Climate-Proofing Urban Areas
Climate change has an influence on cities and surrounding areas. Adaptation of urban patterns, public space and the water system, and of houses/buildings is essential to keep cities pleasant to live in over the years and to protect them from social dislocation and discomfort. Cities are a complex system of physical, economic and social structures; a system which is closely linked with the surrounding rural area and with the urban structure of surrounding areas.
Many components are interrelated. For instance: research will need to focus on the different scales evident in cities (building, street, district, city, the urban conurbation) and their respective interaction. The element of time is also highly significant for cities, firstly because investments in cities are long-term (sewage system, buildings, public spaces, roads, water and ICT infrastructure, etc.). If these investments are to be profitable and continue to contribute to a habitable city, then the future climate, with all its associated uncertainties, must now be taken into account in plans, design and management. Secondly, time plays a role in finding time intervals in which action can be taken.
Transitions in cities that demand a different organisation and allocation of space are difficult to engineer. Therefore, the opportunities that arise will need to be used cleverly. The restructuring of districts or industrial estates, the laying of a new sewage mains, the re-landscaping of a park or the renovation of a street can all present such opportunities.
What is the climate system in the city, both now and in the future, and which measuring system and models are required to gain more insight into it? What are the threats and opportunities as a result of climate change, and how can we quantify and prioritise them?
What is the optimum configuration of 'red', 'green' and 'blue' land use functions in the city, at the different scale levels, taking into account the climate and climate change, and providing a maximum contribution to the well-being of city-dwellers with the least possible impacts on the quality of life? The relationship between indoor and outdoor climate must also be taken into consideration. This question relates to newly built estates, district and industrial estate restructuring. An inherent component of this question is: how will cities function in 2050?
How can streams and ponds be used in such a way that they give off heat to buildings and districts during the winter and keep them cool in the summer?
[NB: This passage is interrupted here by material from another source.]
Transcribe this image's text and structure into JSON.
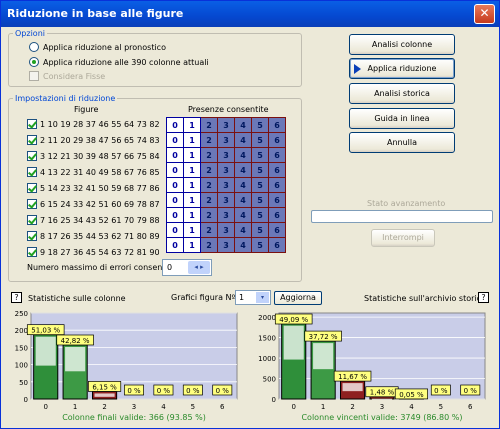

How can measures for climate adaptation be weighed within a wider assessment framework, with a view to the long-term, in the context of urban overcrowding and the wish of many cities to be climate-neutral before 2050?
What can we learn from how cities abroad deal with adaptation issues?
A Consortium on Climate Proof Cities was formed in 2010. This Consortium research programme aims at "strengthening the adaptive capacity and reducing the vulnerability of the urban system against climate change and to develop strategies and policy instruments for adapting our cities and buildings".
View the list with CcSP and KfC projects with regard to this Research theme.